    I am in Denmark, and is thus myself far from being a native speaker of English, which I am certain this text will prove!)

    Just barely. Native speakers are sufficiently bad that the non-native speakers tend to stand out more by not being so bad.

    NB. “Background” rather than “bagground”
    “I am from Denmark, and I am thus…” rather than”I am in Denmark, and is thus myself ”

    My Danish is non-existent, and other languages are barely any better.

  3. Firstly, the idea of learning from an experienced driver like Daniel Ricciardo is crucial in the development of any young talent in Formula 1, as the knowledge and experience of more experienced drivers can be invaluable.

    Additionally, mentioning fan ‘advice’ adds an interesting element, as it demonstrates how fan opinions can influence a driver’s mindset or the decisions he makes. Fans are a fundamental part of any sport, and their support and criticism can have a significant impact.

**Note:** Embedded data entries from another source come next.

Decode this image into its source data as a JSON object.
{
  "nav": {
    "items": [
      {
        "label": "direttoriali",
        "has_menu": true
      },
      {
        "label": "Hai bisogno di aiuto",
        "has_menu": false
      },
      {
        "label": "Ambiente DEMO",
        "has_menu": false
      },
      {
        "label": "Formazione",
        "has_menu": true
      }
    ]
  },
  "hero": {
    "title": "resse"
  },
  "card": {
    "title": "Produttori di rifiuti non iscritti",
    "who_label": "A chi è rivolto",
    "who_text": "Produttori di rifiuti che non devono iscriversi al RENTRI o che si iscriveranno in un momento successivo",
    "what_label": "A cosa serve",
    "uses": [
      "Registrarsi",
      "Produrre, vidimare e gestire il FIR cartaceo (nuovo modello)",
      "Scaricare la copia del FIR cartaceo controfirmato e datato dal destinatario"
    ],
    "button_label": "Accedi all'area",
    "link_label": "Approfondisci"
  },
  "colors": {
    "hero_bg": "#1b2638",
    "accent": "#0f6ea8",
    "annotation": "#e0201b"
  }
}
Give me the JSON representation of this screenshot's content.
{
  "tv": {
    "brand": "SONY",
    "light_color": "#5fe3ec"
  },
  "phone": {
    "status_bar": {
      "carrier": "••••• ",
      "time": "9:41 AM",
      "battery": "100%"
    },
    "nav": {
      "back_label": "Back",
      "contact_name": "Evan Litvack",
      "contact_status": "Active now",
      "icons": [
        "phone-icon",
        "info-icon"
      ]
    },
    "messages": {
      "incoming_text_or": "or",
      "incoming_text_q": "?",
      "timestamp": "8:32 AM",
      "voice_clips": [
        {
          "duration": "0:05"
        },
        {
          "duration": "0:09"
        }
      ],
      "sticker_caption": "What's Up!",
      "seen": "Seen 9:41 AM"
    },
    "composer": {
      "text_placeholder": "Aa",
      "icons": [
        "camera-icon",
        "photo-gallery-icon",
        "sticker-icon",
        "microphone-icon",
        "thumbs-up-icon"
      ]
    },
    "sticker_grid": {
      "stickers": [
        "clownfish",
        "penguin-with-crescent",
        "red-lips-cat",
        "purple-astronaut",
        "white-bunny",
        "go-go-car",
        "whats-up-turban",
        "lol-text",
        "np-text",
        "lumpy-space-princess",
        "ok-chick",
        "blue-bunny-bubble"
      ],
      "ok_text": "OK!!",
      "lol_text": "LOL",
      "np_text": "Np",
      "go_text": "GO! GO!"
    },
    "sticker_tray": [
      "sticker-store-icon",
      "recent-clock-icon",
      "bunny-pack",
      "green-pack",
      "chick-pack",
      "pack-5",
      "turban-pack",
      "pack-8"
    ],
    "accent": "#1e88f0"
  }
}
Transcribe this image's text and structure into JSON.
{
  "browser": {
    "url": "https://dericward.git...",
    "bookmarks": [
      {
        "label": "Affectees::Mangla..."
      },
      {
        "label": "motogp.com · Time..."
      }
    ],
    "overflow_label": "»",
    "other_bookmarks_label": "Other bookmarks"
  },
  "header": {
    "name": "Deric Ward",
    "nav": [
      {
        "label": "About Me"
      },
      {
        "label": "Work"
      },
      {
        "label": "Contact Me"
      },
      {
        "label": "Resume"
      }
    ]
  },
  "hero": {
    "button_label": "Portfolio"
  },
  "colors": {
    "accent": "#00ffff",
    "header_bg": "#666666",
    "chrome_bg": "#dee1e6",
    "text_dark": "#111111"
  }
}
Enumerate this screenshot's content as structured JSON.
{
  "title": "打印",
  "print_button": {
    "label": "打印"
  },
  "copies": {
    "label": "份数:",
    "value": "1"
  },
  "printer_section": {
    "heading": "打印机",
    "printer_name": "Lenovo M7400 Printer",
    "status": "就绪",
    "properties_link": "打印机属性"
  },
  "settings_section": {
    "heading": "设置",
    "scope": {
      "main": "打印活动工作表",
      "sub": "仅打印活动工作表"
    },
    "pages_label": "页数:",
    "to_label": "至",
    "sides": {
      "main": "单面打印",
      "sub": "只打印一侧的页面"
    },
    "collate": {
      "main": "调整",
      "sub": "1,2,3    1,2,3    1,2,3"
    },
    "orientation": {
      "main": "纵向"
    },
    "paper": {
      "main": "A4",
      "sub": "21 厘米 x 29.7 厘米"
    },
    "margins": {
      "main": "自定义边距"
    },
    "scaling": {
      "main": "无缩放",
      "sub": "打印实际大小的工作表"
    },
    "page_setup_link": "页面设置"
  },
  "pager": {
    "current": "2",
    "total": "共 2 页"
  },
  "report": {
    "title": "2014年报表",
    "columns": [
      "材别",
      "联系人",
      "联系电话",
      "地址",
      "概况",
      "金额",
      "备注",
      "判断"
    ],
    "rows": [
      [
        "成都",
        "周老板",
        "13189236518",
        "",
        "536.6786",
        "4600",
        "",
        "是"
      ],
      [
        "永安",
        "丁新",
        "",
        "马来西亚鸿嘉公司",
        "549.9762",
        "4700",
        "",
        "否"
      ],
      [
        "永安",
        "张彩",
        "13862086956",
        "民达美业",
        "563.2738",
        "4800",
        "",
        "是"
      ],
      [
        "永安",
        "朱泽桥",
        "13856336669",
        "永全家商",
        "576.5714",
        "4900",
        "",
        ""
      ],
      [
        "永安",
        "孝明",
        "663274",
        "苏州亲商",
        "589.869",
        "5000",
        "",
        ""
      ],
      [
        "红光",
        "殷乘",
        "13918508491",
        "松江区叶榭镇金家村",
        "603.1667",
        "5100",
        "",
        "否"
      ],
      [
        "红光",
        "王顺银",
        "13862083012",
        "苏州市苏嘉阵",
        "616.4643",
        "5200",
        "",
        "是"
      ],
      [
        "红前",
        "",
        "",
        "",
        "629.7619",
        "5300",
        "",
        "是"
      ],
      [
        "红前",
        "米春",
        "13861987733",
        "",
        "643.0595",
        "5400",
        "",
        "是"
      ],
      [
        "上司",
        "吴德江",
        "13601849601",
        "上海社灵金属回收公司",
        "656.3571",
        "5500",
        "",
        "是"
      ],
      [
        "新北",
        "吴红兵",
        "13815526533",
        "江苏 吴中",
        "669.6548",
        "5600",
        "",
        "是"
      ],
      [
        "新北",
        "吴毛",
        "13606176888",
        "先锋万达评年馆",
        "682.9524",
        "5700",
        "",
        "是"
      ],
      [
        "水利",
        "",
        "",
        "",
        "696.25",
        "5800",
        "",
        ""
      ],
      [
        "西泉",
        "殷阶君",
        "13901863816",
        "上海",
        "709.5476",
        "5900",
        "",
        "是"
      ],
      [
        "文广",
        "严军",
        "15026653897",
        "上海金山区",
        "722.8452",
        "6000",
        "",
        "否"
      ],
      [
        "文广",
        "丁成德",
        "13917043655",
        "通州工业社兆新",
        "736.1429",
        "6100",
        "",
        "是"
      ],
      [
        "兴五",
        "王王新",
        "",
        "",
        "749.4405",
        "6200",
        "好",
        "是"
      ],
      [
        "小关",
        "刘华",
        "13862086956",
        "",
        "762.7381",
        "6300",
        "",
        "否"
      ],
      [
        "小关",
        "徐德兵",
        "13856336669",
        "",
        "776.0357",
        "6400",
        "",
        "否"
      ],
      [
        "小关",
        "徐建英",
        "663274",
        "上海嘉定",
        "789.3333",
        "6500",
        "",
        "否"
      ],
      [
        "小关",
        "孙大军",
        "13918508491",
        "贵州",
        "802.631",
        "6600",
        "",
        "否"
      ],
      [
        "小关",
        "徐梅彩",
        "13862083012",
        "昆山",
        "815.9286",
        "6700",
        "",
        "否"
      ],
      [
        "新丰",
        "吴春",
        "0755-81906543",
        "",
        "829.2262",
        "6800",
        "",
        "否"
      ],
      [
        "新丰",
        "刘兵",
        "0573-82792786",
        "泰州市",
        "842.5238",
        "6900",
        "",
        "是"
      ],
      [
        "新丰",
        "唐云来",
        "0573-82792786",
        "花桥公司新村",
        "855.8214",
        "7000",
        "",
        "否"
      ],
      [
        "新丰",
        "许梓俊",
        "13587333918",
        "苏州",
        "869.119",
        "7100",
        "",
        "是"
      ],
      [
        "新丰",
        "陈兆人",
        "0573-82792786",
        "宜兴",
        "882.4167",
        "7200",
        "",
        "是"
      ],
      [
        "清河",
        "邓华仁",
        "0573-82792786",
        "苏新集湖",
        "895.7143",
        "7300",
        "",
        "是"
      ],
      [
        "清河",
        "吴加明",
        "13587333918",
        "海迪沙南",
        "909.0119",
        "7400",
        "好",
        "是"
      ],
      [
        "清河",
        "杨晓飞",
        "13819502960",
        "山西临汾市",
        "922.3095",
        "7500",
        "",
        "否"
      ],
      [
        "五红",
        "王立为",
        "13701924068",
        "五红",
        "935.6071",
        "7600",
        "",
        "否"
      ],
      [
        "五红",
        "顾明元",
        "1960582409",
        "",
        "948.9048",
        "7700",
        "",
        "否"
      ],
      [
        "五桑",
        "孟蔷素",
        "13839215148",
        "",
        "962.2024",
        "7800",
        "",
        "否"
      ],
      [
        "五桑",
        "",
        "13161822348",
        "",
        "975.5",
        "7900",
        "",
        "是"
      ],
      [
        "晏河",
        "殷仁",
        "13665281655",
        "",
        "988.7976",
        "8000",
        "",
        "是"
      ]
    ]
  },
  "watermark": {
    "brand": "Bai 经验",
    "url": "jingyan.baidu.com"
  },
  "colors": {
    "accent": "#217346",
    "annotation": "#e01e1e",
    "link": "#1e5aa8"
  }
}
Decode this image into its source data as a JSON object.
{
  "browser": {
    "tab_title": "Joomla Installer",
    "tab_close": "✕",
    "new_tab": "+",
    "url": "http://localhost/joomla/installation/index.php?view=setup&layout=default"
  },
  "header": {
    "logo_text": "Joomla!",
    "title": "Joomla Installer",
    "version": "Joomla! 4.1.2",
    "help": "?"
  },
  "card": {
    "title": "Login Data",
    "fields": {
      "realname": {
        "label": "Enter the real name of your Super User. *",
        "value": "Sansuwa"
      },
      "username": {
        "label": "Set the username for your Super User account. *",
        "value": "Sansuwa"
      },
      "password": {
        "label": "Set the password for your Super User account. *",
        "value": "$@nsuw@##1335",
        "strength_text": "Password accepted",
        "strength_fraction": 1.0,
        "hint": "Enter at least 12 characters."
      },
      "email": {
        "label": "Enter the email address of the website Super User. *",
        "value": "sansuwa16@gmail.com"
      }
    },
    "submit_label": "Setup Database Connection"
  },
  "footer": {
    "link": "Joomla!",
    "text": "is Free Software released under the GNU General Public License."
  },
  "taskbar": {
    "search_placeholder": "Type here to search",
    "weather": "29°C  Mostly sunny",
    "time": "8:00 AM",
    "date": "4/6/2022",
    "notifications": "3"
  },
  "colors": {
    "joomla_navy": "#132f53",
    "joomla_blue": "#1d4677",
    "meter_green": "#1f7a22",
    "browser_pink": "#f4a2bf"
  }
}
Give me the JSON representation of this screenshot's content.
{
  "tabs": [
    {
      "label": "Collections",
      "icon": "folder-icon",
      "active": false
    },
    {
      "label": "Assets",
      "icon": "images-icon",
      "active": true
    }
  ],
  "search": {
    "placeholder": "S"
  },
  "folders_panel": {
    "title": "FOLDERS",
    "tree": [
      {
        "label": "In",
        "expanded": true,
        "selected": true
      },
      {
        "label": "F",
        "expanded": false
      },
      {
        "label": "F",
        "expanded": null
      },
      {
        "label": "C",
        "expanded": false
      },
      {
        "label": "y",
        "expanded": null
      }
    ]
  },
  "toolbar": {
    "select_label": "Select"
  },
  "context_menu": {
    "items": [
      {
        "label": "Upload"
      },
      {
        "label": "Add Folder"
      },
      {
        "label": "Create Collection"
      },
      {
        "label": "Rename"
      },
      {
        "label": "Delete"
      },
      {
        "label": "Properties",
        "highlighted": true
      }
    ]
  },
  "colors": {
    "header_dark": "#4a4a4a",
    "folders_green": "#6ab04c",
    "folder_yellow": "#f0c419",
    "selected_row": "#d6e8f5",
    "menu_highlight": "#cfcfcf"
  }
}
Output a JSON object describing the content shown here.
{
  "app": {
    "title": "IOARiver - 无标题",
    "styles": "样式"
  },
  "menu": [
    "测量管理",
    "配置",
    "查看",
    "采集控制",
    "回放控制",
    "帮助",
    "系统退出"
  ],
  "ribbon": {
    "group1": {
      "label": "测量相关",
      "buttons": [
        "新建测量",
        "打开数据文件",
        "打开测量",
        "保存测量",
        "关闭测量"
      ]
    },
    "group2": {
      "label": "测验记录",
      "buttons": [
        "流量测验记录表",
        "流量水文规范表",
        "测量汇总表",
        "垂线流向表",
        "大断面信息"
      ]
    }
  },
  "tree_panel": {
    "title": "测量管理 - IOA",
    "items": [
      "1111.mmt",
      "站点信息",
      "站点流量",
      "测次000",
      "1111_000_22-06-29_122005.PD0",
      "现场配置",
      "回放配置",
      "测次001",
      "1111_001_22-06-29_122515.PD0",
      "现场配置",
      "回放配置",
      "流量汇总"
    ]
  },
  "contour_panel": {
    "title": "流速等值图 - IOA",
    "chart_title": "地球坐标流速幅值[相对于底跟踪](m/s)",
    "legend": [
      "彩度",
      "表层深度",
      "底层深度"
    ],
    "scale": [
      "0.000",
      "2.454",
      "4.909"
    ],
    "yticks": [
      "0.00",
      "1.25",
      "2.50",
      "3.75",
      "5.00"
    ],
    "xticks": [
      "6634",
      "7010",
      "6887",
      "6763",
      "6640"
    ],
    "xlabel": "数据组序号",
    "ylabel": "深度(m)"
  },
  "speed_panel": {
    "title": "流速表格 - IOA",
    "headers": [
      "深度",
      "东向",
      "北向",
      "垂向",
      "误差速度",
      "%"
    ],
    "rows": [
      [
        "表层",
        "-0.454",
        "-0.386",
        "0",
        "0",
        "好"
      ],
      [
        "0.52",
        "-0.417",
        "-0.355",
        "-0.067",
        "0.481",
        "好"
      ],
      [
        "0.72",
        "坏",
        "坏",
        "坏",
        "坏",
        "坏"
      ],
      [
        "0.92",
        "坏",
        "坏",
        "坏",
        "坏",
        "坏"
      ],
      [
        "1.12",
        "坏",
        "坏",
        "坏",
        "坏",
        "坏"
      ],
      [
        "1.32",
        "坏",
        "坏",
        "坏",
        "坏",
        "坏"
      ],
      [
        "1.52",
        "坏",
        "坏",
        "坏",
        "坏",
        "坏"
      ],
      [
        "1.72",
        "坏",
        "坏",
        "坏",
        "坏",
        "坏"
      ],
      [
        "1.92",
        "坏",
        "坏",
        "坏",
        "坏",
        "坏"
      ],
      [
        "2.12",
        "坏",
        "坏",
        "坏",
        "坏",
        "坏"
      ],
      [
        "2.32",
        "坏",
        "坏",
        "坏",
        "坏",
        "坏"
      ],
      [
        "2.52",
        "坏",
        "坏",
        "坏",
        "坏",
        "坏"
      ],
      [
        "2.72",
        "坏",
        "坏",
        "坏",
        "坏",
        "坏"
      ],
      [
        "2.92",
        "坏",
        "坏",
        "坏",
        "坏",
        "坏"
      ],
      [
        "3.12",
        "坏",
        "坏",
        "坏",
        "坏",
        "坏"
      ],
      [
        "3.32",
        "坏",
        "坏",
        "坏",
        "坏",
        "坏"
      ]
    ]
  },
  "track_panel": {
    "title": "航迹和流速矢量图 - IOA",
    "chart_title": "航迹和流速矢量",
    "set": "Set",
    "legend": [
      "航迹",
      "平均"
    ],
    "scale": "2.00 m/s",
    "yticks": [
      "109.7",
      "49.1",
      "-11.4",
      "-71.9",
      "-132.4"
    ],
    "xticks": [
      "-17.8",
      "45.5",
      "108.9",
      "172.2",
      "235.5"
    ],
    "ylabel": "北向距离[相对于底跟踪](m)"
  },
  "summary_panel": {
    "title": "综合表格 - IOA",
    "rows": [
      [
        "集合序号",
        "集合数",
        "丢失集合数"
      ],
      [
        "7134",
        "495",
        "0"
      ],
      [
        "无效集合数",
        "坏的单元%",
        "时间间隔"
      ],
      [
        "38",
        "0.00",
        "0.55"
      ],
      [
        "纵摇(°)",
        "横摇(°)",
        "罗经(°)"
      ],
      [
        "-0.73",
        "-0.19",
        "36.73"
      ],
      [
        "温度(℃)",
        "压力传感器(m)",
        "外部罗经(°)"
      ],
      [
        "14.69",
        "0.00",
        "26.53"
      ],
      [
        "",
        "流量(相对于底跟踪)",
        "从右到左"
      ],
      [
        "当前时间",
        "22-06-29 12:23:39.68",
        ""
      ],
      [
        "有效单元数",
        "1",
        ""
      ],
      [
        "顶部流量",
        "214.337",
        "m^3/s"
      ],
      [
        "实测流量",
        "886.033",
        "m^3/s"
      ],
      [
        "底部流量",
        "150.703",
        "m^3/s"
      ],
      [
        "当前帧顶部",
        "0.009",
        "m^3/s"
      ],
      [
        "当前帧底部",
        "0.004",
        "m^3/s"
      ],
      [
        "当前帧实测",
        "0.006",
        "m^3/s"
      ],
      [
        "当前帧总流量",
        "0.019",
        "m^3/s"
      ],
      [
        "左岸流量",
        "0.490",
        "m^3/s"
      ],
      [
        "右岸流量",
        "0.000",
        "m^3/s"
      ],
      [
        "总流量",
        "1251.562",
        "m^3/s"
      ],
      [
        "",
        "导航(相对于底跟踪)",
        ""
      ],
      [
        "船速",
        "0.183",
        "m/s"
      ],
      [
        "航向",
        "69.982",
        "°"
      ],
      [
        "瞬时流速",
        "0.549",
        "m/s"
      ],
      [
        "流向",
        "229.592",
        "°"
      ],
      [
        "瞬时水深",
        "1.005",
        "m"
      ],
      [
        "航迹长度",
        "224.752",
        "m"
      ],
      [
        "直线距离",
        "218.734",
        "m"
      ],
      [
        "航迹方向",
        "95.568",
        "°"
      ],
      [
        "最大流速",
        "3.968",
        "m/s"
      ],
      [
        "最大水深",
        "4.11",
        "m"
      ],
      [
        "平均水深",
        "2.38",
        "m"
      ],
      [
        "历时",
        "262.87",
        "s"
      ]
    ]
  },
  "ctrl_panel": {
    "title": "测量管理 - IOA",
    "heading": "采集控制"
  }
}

  4. An interesting comparison between Japanese & Europeans regarding how they post on social media sites & the reference about giving extra advice is something I’d never realized about the former group.

    1. I’m surprised people are still allowed to make such generalising comments after the Dr Marko uproar.

  5. This is dialed down?

    I like Yuki, but I can’t see RBR ever giving him a chance. He’s been too uninspiring, seems too easily upset and has a work ethic and approach that is largely down to youth. When young, many of us are too oblivious to realize how big an opportunity we are staring at and how long its effects could last. I know I did. Yes, it’s hard to see how someone could be oblivious to what an F1 opportunity means, but we’ve seen many young drivers act just like that.

    1. BTW, I see how easily someone could be wayyyy to loud on an F1 radio. It’s less the volume and more the tone and content. The volume has just made it seem exponentially worse.

      1. Agreed. He has often sounded like a petulant child tossing toys out of his pram. Hopefully he is learning things about team behavior and how to inspire the troops, rather than continuing with what sound like temper tantrums.

  6. The reference to Mazespin made me chuckle cause I was just rewatching some of 2021. Beyond the crashes and ridiculous contacts, what stood out most to me about him is how time and again he ignored blue flags and blocked Max, Lewis, etc. It was ridiculous. It seems like it was totally intentional. Or maybe not. He likely had zero spare capacity to check his mirrors or notice the blue lights, but you have to figure his engineer was telling him.

  7. Michael (@freelittlebirds)
    14th October 2023, 19:59

    Is there a power struggle at Red Bull?

    1. @freelittlebirds

      Well, Obergruppenführer Marko was recently seen putting Horner in a headlock.

Comments are closed.